BERLIN — Germany’s largest trade union on Friday agreed a below-inflation pay deal in a powerhouse region, setting the benchmark for 3.9 million metal and electrical sector workers nationwide and pointing to containable wage pressures in the broader euro zone.
IG Metall agreed with employers in the southwestern state of Baden-Wuerttemberg, the home of Germany’s car industry, to raise wages by 5.2% from June 2023 and 3.3% from May 2024. In addition, a tax-free lump sum of 3,000 euros ($3,114.00) will be paid in two installments, in March 2023 and 2024.

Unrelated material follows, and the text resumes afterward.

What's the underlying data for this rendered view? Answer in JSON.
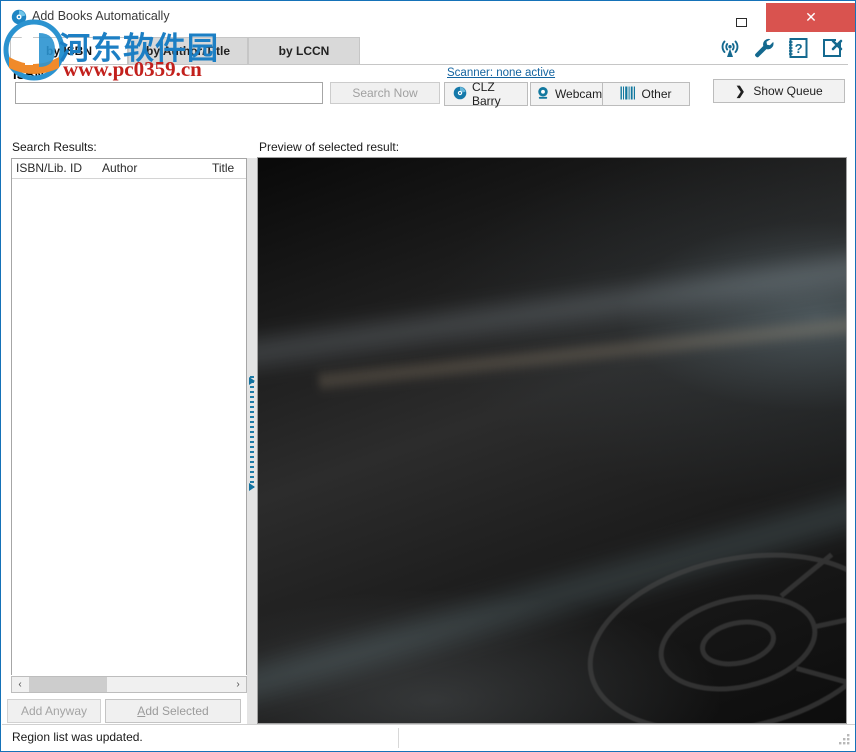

The accord, which comes after the union called for an 8% pay rise, would have been considered exceptionally generous until recently but is now below inflation, which was 11.6% last month in Germany, Europe’s largest economy.
The pay deal, reached after five rounds of talks and a series of warning strikes staged by IG Metall to press its demands, applies within Baden-Wuerttemberg but will provide a model for other regions.
Frederik Ducrozet, head of macroeconomic research at Pictet Wealth Management, said the deal should reduce the risk of large second-round effects – where supply-related cost rises begin to have an impact on wage demands and other prices.
“If anything, the IG Metall deal will remove a great deal of uncertainty over the medium-term inflation outlook,” he added.
ECB President Christine Lagarde said on Friday it would keep raising interest rates to tame inflation, even to the point where they dampen economic activity, emphasizing that rates, not balance sheet reduction, remain the ECB’s key policy tool.
Roman Zitzelsberger, IG Metall leader in the Baden-Wuerttemberg district, said the pay deal was “very decent.”
“This is a result that came about in a difficult time with a lot of strife, with a lot of wrangling and heated debates,” he told a news conference after almost 12 hours of negotiations.
Employers do not see much scope for wage increases due to the rising costs of material and energy.
Carsten Brzeski, chief economist at ING, said the deal “won’t be enough to fully offset the drop in purchasing power caused by higher inflation, but it softens the damage.”
“For the ECB, it signals that second-round effects remain dampened and that a lower, subdued inflationary pressure can last for longer than markets currently think,” he said.
Separately, German trade union verdi said on Friday it had reached a wage agreement with RWE for its roughly 18,000 employees that includes one-off 3,000 euro payments and an increase in salaries of at least 6% from Feb. 1.
Friday’s IG Metall agreement, which runs until September 2024, offers an average increase of around 8,500 euros over 24 months, including the tax-free payment, Zitzelsberger said.
Companies will have the option of bringing forward or postponing the one-off payment to move the cost burden to another calendar year if necessary.
The bargaining parties also agreed they would react quickly and flexibly if the energy crisis escalates.
Harald Marquardt, the negotiator on the employers’ side, said the compromise was “painful and just about bearable for the majority of companies.”
“We certainly swallowed a toad or two, but the others didn’t get away without swallowing toads either,” Marquardt said. ($1 = 0.9634 euros) (Reporting by Riham Alkousaa, Ilona Wissenbach and Paul Carrel; Editing by Kenneth Maxwell, Tom Hogue and Catherine Evans)